What this task involves: Scan the listing below for the string "color" and copy each line where it turns up.

Segment Start: Dataset content

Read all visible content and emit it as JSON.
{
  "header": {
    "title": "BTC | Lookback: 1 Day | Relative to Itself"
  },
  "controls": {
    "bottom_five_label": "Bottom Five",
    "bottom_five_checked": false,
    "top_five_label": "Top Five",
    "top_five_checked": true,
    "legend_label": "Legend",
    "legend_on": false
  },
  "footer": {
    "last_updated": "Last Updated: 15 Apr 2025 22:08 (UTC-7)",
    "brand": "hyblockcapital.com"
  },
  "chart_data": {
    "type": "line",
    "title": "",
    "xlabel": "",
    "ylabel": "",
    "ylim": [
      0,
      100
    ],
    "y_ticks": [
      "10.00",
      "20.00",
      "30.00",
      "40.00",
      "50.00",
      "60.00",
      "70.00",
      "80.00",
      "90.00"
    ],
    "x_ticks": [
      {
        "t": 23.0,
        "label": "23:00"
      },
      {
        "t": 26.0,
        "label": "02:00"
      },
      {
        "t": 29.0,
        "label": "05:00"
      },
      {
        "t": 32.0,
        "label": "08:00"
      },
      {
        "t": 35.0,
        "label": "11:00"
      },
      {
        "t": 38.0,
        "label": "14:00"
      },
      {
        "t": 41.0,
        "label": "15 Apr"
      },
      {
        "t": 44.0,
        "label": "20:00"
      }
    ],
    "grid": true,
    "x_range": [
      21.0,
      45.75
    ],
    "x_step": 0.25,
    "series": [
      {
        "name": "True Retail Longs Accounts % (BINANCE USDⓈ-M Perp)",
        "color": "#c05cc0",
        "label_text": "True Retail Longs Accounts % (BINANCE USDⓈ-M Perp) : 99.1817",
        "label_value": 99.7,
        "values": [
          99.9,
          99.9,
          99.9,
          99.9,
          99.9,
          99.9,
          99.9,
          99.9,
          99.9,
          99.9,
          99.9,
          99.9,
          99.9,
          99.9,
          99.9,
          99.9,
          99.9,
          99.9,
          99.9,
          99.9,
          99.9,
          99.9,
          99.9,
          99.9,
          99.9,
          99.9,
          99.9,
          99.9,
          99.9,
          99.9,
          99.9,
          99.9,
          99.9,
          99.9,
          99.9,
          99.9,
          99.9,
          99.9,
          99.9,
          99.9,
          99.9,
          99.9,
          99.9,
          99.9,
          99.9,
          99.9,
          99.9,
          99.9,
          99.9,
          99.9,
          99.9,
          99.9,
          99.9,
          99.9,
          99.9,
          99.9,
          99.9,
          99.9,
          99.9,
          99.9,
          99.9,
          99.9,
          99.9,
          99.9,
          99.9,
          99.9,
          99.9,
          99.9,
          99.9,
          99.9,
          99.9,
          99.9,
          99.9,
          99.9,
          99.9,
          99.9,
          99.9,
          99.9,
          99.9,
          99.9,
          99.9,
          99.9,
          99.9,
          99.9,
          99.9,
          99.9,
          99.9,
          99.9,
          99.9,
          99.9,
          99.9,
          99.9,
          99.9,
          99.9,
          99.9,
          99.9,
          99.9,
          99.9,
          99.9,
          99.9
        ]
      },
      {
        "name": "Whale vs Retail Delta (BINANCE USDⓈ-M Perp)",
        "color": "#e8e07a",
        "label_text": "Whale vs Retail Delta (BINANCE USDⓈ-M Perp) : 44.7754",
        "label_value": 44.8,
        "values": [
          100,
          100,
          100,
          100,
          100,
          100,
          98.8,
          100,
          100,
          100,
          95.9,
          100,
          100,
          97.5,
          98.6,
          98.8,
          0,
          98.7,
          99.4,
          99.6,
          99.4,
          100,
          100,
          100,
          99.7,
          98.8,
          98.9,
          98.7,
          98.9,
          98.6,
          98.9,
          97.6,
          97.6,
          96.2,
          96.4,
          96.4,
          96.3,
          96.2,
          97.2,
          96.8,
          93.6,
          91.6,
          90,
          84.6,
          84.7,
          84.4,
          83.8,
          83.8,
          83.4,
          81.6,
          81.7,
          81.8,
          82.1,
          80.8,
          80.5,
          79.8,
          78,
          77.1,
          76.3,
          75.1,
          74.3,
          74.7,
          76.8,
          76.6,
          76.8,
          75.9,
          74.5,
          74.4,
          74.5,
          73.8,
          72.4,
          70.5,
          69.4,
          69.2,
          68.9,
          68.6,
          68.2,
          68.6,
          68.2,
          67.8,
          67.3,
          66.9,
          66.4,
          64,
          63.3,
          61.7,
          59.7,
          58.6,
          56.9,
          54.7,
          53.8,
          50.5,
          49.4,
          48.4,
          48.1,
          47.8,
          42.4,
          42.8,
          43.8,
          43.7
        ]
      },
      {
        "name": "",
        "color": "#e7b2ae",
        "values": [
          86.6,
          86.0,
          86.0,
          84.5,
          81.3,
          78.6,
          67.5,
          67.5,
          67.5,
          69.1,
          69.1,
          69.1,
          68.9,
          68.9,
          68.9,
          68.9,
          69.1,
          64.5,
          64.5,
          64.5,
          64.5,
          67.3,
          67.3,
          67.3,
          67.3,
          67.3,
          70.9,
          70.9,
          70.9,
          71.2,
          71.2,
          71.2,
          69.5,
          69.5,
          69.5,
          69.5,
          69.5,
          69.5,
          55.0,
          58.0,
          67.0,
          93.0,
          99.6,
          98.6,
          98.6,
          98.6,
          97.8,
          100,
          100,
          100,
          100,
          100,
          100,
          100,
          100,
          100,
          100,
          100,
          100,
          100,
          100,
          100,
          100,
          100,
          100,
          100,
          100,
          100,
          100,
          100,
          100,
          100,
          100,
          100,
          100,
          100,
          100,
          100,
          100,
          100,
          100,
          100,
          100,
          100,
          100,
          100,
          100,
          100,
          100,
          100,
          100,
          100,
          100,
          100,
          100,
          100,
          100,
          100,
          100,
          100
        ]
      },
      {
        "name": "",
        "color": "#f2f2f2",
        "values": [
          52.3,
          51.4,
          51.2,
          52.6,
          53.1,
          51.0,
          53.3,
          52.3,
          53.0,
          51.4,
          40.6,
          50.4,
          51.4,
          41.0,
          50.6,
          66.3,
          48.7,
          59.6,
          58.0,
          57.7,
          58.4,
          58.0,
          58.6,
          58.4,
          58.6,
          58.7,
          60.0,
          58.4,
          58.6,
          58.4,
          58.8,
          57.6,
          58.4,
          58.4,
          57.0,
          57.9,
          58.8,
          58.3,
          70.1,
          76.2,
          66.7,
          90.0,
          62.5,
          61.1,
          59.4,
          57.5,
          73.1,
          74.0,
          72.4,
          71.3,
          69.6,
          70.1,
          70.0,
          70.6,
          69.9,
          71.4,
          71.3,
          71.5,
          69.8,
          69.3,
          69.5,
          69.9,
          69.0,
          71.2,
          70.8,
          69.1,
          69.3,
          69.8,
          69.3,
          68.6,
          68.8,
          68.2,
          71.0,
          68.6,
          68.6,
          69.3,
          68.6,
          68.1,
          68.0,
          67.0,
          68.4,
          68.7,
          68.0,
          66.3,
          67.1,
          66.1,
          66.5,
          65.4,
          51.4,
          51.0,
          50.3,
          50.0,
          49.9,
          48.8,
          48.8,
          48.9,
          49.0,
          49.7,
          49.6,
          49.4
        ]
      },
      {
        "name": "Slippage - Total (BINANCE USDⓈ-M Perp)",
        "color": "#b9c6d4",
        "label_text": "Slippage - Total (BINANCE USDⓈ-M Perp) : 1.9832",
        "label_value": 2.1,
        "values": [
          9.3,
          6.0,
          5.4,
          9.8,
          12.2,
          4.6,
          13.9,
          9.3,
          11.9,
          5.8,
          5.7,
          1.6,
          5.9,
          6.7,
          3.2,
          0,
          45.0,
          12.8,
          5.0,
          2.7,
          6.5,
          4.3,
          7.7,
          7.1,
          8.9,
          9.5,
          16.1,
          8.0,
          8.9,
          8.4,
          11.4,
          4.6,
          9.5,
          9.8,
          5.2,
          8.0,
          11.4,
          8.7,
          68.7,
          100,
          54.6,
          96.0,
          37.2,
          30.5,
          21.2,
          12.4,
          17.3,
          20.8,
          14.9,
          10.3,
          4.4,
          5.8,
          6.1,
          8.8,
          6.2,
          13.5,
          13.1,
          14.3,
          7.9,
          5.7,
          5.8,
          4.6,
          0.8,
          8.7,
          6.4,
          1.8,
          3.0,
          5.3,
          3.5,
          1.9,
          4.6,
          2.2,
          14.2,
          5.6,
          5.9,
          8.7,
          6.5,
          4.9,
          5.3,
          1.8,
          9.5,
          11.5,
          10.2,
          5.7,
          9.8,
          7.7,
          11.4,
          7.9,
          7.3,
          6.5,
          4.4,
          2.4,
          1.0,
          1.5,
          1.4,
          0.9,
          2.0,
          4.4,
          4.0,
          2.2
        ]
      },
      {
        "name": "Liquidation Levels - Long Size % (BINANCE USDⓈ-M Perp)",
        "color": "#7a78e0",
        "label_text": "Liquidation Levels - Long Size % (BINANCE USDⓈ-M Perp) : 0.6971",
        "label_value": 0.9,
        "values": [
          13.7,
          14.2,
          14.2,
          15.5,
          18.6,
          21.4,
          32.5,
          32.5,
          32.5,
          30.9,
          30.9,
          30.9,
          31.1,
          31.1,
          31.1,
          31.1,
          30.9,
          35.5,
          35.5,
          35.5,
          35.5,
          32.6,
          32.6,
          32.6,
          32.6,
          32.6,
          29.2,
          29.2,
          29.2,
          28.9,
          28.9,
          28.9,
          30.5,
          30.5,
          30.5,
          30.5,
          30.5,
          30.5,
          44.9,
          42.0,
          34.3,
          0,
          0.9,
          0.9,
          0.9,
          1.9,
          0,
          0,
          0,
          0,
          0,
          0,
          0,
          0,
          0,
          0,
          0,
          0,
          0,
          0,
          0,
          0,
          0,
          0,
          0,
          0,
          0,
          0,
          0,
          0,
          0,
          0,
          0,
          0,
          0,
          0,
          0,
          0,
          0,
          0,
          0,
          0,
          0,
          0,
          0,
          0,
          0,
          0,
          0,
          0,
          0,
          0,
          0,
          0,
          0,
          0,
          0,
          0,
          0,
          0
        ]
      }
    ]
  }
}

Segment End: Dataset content

Exercise output:
        "color": "#c05cc0",
        "color": "#e8e07a",
        "color": "#e7b2ae",
        "color": "#f2f2f2",
        "color": "#b9c6d4",
        "color": "#7a78e0",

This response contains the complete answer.